What the task asks - The answer should be each line of the records that contains the word "chat"; please copy them all.

Data extract -
■ ■ ■ ■ ■ ■ ■

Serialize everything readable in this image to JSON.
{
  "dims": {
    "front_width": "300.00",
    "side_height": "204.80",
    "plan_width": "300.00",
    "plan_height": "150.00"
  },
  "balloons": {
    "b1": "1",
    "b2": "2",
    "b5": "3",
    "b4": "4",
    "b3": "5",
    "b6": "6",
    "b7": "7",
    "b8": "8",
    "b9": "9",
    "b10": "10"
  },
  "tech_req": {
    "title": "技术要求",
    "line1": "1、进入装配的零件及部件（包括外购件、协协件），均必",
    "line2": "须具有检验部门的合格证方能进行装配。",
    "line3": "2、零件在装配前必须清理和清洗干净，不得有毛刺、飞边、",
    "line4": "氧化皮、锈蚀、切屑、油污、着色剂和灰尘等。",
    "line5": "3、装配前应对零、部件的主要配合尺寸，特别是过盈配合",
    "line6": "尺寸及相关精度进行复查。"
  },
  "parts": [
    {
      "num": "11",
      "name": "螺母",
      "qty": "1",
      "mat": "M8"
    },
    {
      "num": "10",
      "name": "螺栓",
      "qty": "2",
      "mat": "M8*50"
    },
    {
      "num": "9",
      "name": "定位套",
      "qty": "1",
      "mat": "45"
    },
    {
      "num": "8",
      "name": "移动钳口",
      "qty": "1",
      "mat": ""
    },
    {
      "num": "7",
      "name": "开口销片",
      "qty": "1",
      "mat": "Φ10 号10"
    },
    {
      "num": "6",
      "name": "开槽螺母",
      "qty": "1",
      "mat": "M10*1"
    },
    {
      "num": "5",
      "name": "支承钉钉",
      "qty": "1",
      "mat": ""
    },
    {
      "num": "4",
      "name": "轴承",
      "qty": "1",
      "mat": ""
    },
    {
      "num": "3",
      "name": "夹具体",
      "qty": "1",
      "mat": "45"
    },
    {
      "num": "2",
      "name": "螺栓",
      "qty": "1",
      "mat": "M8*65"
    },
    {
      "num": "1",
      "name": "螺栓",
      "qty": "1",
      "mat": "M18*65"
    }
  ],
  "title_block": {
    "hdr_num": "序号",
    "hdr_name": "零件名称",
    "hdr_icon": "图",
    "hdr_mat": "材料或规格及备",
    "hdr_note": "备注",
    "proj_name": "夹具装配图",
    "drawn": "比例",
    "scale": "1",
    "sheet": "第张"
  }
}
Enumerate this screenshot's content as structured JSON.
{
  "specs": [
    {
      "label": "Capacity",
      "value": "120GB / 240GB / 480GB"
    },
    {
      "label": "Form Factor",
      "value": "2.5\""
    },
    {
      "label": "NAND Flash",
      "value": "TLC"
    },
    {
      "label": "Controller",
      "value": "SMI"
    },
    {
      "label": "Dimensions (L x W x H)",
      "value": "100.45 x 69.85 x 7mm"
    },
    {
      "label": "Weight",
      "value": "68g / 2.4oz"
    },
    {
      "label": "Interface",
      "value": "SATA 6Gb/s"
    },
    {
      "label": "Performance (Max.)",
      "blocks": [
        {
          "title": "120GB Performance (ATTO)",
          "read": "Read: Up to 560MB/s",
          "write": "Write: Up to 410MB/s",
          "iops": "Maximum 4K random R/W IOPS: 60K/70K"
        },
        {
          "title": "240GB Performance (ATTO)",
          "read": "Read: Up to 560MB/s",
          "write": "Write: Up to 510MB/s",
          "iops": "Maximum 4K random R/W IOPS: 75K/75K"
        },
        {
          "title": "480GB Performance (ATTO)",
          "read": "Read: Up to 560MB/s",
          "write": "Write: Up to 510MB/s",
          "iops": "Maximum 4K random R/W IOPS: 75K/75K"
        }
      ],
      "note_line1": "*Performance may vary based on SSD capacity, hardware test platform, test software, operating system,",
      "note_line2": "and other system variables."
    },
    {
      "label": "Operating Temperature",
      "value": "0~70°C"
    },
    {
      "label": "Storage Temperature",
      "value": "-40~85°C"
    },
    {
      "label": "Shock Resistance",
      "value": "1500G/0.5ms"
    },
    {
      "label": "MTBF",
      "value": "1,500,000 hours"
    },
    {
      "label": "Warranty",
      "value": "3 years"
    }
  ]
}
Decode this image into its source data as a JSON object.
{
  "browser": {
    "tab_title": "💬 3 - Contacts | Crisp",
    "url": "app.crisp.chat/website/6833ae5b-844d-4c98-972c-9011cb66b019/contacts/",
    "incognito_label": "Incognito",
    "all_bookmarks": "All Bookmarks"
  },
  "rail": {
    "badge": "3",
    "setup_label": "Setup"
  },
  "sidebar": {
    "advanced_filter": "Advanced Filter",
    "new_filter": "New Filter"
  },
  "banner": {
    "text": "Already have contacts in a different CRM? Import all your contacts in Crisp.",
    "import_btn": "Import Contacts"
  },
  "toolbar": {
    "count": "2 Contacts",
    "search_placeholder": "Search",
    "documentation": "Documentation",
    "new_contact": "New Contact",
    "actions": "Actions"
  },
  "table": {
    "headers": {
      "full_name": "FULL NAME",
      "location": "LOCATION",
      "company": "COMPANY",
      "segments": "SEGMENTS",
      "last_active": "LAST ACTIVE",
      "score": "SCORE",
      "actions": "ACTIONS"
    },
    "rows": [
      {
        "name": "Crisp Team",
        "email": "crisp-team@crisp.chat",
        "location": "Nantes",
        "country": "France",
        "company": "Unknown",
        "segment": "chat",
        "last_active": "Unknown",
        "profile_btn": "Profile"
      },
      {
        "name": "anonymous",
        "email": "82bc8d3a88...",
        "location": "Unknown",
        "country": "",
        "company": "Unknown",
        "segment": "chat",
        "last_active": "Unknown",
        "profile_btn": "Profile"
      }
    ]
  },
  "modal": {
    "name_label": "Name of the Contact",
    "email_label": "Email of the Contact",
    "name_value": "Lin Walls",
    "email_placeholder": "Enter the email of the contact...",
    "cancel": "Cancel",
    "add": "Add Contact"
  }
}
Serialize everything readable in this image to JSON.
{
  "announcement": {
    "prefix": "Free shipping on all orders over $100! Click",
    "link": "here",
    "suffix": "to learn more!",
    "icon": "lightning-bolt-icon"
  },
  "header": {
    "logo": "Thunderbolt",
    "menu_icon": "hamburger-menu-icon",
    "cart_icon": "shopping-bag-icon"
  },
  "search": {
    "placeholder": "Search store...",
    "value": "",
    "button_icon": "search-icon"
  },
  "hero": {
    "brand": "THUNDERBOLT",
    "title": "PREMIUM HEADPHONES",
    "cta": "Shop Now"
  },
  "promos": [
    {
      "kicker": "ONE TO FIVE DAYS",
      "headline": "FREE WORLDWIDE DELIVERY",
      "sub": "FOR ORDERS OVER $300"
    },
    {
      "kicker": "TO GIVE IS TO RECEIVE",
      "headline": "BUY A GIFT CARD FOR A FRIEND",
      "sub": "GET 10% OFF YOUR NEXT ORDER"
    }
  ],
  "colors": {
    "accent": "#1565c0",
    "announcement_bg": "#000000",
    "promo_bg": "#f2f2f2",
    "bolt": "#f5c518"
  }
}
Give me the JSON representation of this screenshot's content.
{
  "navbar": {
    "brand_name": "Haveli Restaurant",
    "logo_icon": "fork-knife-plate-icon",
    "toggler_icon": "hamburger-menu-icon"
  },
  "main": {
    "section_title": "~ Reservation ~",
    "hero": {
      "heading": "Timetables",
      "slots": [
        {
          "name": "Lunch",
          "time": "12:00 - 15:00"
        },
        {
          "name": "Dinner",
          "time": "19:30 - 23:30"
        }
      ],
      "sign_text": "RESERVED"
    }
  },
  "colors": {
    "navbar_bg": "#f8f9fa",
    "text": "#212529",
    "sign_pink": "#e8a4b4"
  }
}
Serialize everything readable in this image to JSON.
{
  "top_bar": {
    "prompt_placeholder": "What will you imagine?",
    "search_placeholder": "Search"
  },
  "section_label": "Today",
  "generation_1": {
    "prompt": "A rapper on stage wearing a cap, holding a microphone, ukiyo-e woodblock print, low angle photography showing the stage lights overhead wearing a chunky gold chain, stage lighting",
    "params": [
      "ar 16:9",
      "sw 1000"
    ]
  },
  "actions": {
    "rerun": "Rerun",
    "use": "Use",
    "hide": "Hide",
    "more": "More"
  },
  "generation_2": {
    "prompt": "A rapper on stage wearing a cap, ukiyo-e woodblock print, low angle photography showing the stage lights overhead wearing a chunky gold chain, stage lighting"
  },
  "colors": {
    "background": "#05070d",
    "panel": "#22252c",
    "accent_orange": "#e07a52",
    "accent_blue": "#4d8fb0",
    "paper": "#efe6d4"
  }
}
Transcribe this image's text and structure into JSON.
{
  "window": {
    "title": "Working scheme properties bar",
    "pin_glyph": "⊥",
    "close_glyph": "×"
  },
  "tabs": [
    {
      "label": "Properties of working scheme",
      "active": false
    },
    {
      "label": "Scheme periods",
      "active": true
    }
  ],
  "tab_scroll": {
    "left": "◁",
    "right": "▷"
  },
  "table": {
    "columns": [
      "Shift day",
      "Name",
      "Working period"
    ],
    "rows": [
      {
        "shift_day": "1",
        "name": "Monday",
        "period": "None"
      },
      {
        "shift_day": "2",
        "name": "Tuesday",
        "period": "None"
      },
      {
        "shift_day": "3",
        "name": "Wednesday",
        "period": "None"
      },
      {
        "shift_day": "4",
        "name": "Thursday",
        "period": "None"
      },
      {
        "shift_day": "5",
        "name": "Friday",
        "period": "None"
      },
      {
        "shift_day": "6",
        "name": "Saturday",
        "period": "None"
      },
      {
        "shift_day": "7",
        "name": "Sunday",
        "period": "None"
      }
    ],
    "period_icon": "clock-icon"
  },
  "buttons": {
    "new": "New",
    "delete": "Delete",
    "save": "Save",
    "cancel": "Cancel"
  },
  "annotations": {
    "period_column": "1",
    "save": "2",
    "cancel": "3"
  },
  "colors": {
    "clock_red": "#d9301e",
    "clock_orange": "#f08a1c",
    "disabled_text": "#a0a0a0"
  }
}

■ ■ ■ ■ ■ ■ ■

Answer below -
    "url": "app.crisp.chat/website/6833ae5b-844d-4c98-972c-9011cb66b019/contacts/",
        "email": "crisp-team@crisp.chat",
        "segment": "chat",
        "segment": "chat",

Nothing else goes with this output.